» **Task item**: Pick out the lines below that include the string "課長承認".

── Data to examine ──

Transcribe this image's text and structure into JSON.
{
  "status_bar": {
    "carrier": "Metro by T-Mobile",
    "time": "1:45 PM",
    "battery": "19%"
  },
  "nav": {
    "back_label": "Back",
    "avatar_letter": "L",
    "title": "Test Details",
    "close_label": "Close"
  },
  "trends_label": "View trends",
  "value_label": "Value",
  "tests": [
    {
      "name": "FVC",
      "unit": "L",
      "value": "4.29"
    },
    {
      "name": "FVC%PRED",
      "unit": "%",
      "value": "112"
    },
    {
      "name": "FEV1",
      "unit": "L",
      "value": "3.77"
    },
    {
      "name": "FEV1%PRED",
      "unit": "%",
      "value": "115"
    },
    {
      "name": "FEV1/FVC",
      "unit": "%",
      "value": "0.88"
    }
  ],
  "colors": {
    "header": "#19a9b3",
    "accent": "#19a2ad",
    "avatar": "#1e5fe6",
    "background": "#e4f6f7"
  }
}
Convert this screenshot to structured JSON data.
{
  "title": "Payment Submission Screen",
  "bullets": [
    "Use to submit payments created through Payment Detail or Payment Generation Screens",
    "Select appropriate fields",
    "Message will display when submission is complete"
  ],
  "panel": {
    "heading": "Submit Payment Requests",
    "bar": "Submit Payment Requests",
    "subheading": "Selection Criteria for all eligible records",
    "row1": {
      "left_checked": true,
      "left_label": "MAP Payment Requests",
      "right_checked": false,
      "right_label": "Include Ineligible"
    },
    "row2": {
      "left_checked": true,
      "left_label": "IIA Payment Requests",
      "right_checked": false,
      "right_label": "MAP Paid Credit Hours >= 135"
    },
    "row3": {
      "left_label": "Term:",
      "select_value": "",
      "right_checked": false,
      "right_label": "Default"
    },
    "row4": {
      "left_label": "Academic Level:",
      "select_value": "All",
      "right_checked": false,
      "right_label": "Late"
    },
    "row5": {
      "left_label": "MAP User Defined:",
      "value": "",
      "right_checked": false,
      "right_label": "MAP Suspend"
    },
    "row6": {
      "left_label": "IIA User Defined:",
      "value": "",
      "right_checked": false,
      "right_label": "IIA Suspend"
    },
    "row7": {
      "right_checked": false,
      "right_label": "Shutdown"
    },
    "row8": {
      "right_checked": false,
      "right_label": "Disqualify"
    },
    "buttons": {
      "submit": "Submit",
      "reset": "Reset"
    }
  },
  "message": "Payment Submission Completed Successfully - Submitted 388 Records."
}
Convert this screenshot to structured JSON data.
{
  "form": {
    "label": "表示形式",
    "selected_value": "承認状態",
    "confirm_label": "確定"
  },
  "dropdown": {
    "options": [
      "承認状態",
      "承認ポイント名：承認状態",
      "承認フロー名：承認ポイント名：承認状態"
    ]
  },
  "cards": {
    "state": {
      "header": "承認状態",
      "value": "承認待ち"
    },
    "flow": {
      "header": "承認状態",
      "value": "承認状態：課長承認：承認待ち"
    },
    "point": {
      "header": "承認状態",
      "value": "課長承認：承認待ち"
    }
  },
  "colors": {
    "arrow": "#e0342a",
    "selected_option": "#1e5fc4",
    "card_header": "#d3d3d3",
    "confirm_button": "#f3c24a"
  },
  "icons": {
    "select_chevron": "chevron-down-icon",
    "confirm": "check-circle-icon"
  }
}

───

» **Expected answer**:
      "value": "承認状態：課長承認：承認待ち"
      "value": "課長承認：承認待ち"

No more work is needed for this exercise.